The full set of entries has to be output exactly.

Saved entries
──────
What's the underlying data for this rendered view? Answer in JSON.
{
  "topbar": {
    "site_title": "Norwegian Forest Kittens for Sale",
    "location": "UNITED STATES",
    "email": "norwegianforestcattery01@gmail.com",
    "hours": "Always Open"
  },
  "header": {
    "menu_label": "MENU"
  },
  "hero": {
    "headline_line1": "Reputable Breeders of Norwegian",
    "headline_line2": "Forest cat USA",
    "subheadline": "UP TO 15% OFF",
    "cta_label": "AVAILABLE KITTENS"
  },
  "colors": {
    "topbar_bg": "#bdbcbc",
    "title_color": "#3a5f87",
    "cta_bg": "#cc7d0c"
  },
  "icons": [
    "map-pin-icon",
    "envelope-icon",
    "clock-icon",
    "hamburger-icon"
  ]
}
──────
Solution for this task:
What's the underlying data for this rendered view? Answer in JSON.
{
  "topbar": {
    "site_title": "Norwegian Forest Kittens for Sale",
    "location": "UNITED STATES",
    "email": "norwegianforestcattery01@gmail.com",
    "hours": "Always Open"
  },
  "header": {
    "menu_label": "MENU"
  },
  "hero": {
    "headline_line1": "Reputable Breeders of Norwegian",
    "headline_line2": "Forest cat USA",
    "subheadline": "UP TO 15% OFF",
    "cta_label": "AVAILABLE KITTENS"
  },
  "colors": {
    "topbar_bg": "#bdbcbc",
    "title_color": "#3a5f87",
    "cta_bg": "#cc7d0c"
  },
  "icons": [
    "map-pin-icon",
    "envelope-icon",
    "clock-icon",
    "hamburger-icon"
  ]
}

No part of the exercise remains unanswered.